Work item =>
Each of the records must appear again, exactly as it was written.

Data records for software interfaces
• • • • • • •
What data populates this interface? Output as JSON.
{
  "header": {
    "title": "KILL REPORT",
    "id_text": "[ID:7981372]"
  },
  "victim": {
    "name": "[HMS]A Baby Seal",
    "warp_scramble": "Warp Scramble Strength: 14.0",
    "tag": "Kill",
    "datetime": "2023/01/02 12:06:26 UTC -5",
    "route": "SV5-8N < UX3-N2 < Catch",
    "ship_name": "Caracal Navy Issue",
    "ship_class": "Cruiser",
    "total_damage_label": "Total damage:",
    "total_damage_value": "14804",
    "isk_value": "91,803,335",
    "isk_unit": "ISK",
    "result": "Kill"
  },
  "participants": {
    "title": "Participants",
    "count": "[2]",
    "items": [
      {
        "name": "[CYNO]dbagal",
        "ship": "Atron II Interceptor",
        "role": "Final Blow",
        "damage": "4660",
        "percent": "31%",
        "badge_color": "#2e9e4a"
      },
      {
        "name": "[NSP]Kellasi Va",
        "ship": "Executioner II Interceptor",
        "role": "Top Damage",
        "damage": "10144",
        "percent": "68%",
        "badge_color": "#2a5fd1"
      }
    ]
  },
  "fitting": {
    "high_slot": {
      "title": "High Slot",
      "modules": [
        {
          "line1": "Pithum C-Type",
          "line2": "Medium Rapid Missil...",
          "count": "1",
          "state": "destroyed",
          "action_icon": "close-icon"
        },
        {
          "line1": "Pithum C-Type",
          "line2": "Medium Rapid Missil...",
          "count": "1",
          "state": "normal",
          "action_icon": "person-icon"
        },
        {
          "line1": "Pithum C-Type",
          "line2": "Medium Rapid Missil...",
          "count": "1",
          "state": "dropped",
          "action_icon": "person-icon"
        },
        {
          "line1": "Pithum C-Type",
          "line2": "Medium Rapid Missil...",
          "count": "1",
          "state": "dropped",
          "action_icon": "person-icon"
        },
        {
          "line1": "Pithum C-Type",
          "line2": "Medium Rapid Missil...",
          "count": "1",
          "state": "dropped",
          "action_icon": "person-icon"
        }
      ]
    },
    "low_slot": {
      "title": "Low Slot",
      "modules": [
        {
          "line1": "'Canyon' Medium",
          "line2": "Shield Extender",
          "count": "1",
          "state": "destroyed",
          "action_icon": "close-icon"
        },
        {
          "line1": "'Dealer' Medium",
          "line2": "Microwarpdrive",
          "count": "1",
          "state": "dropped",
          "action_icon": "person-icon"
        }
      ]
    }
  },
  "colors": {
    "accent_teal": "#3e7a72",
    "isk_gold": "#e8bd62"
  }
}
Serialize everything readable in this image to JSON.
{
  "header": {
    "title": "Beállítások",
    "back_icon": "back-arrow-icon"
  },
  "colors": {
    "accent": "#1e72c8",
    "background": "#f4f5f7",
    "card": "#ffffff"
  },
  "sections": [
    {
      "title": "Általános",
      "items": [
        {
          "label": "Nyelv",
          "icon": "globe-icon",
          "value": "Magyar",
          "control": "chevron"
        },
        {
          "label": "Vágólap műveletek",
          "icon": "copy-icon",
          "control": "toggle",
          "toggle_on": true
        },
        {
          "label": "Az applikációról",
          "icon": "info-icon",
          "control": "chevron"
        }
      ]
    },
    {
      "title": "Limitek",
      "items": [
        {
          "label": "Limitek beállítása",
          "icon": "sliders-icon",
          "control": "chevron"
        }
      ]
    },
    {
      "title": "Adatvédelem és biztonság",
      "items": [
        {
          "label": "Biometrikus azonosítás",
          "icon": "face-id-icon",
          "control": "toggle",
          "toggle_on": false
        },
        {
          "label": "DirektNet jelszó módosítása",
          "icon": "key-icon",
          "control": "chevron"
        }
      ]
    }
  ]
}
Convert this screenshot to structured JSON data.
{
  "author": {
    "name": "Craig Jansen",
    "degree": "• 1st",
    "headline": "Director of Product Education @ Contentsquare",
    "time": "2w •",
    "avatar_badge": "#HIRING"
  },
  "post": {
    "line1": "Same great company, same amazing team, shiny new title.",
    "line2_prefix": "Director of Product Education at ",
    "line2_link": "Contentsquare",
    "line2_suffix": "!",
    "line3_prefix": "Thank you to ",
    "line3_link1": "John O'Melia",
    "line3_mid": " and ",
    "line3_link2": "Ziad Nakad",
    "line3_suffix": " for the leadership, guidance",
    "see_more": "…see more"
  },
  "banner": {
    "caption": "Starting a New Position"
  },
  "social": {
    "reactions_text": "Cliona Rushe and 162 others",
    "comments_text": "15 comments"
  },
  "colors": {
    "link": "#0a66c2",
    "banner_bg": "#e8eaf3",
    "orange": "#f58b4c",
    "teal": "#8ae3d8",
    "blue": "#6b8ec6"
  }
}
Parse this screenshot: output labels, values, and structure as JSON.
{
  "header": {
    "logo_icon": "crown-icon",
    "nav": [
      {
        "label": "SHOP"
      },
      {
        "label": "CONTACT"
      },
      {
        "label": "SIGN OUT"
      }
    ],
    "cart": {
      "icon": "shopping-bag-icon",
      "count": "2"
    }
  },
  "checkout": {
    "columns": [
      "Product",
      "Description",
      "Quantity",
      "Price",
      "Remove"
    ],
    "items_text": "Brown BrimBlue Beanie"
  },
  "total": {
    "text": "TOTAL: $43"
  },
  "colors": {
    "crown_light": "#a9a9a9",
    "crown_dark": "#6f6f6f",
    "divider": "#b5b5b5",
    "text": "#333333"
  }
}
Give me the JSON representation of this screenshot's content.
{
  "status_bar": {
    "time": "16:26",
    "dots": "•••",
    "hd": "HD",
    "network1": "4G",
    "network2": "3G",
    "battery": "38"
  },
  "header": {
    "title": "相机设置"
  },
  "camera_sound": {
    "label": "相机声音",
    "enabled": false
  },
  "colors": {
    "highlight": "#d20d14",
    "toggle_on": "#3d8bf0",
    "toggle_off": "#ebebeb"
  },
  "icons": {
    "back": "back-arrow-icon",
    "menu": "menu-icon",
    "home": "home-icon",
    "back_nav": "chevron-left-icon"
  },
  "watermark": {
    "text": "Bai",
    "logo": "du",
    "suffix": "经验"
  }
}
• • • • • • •
Reply to the exercise =>
What data populates this interface? Output as JSON.
{
  "header": {
    "title": "KILL REPORT",
    "id_text": "[ID:7981372]"
  },
  "victim": {
    "name": "[HMS]A Baby Seal",
    "warp_scramble": "Warp Scramble Strength: 14.0",
    "tag": "Kill",
    "datetime": "2023/01/02 12:06:26 UTC -5",
    "route": "SV5-8N < UX3-N2 < Catch",
    "ship_name": "Caracal Navy Issue",
    "ship_class": "Cruiser",
    "total_damage_label": "Total damage:",
    "total_damage_value": "14804",
    "isk_value": "91,803,335",
    "isk_unit": "ISK",
    "result": "Kill"
  },
  "participants": {
    "title": "Participants",
    "count": "[2]",
    "items": [
      {
        "name": "[CYNO]dbagal",
        "ship": "Atron II Interceptor",
        "role": "Final Blow",
        "damage": "4660",
        "percent": "31%",
        "badge_color": "#2e9e4a"
      },
      {
        "name": "[NSP]Kellasi Va",
        "ship": "Executioner II Interceptor",
        "role": "Top Damage",
        "damage": "10144",
        "percent": "68%",
        "badge_color": "#2a5fd1"
      }
    ]
  },
  "fitting": {
    "high_slot": {
      "title": "High Slot",
      "modules": [
        {
          "line1": "Pithum C-Type",
          "line2": "Medium Rapid Missil...",
          "count": "1",
          "state": "destroyed",
          "action_icon": "close-icon"
        },
        {
          "line1": "Pithum C-Type",
          "line2": "Medium Rapid Missil...",
          "count": "1",
          "state": "normal",
          "action_icon": "person-icon"
        },
        {
          "line1": "Pithum C-Type",
          "line2": "Medium Rapid Missil...",
          "count": "1",
          "state": "dropped",
          "action_icon": "person-icon"
        },
        {
          "line1": "Pithum C-Type",
          "line2": "Medium Rapid Missil...",
          "count": "1",
          "state": "dropped",
          "action_icon": "person-icon"
        },
        {
          "line1": "Pithum C-Type",
          "line2": "Medium Rapid Missil...",
          "count": "1",
          "state": "dropped",
          "action_icon": "person-icon"
        }
      ]
    },
    "low_slot": {
      "title": "Low Slot",
      "modules": [
        {
          "line1": "'Canyon' Medium",
          "line2": "Shield Extender",
          "count": "1",
          "state": "destroyed",
          "action_icon": "close-icon"
        },
        {
          "line1": "'Dealer' Medium",
          "line2": "Microwarpdrive",
          "count": "1",
          "state": "dropped",
          "action_icon": "person-icon"
        }
      ]
    }
  },
  "colors": {
    "accent_teal": "#3e7a72",
    "isk_gold": "#e8bd62"
  }
}
Serialize everything readable in this image to JSON.
{
  "header": {
    "title": "Beállítások",
    "back_icon": "back-arrow-icon"
  },
  "colors": {
    "accent": "#1e72c8",
    "background": "#f4f5f7",
    "card": "#ffffff"
  },
  "sections": [
    {
      "title": "Általános",
      "items": [
        {
          "label": "Nyelv",
          "icon": "globe-icon",
          "value": "Magyar",
          "control": "chevron"
        },
        {
          "label": "Vágólap műveletek",
          "icon": "copy-icon",
          "control": "toggle",
          "toggle_on": true
        },
        {
          "label": "Az applikációról",
          "icon": "info-icon",
          "control": "chevron"
        }
      ]
    },
    {
      "title": "Limitek",
      "items": [
        {
          "label": "Limitek beállítása",
          "icon": "sliders-icon",
          "control": "chevron"
        }
      ]
    },
    {
      "title": "Adatvédelem és biztonság",
      "items": [
        {
          "label": "Biometrikus azonosítás",
          "icon": "face-id-icon",
          "control": "toggle",
          "toggle_on": false
        },
        {
          "label": "DirektNet jelszó módosítása",
          "icon": "key-icon",
          "control": "chevron"
        }
      ]
    }
  ]
}
Convert this screenshot to structured JSON data.
{
  "author": {
    "name": "Craig Jansen",
    "degree": "• 1st",
    "headline": "Director of Product Education @ Contentsquare",
    "time": "2w •",
    "avatar_badge": "#HIRING"
  },
  "post": {
    "line1": "Same great company, same amazing team, shiny new title.",
    "line2_prefix": "Director of Product Education at ",
    "line2_link": "Contentsquare",
    "line2_suffix": "!",
    "line3_prefix": "Thank you to ",
    "line3_link1": "John O'Melia",
    "line3_mid": " and ",
    "line3_link2": "Ziad Nakad",
    "line3_suffix": " for the leadership, guidance",
    "see_more": "…see more"
  },
  "banner": {
    "caption": "Starting a New Position"
  },
  "social": {
    "reactions_text": "Cliona Rushe and 162 others",
    "comments_text": "15 comments"
  },
  "colors": {
    "link": "#0a66c2",
    "banner_bg": "#e8eaf3",
    "orange": "#f58b4c",
    "teal": "#8ae3d8",
    "blue": "#6b8ec6"
  }
}
Parse this screenshot: output labels, values, and structure as JSON.
{
  "header": {
    "logo_icon": "crown-icon",
    "nav": [
      {
        "label": "SHOP"
      },
      {
        "label": "CONTACT"
      },
      {
        "label": "SIGN OUT"
      }
    ],
    "cart": {
      "icon": "shopping-bag-icon",
      "count": "2"
    }
  },
  "checkout": {
    "columns": [
      "Product",
      "Description",
      "Quantity",
      "Price",
      "Remove"
    ],
    "items_text": "Brown BrimBlue Beanie"
  },
  "total": {
    "text": "TOTAL: $43"
  },
  "colors": {
    "crown_light": "#a9a9a9",
    "crown_dark": "#6f6f6f",
    "divider": "#b5b5b5",
    "text": "#333333"
  }
}
Give me the JSON representation of this screenshot's content.
{
  "status_bar": {
    "time": "16:26",
    "dots": "•••",
    "hd": "HD",
    "network1": "4G",
    "network2": "3G",
    "battery": "38"
  },
  "header": {
    "title": "相机设置"
  },
  "camera_sound": {
    "label": "相机声音",
    "enabled": false
  },
  "colors": {
    "highlight": "#d20d14",
    "toggle_on": "#3d8bf0",
    "toggle_off": "#ebebeb"
  },
  "icons": {
    "back": "back-arrow-icon",
    "menu": "menu-icon",
    "home": "home-icon",
    "back_nav": "chevron-left-icon"
  },
  "watermark": {
    "text": "Bai",
    "logo": "du",
    "suffix": "经验"
  }
}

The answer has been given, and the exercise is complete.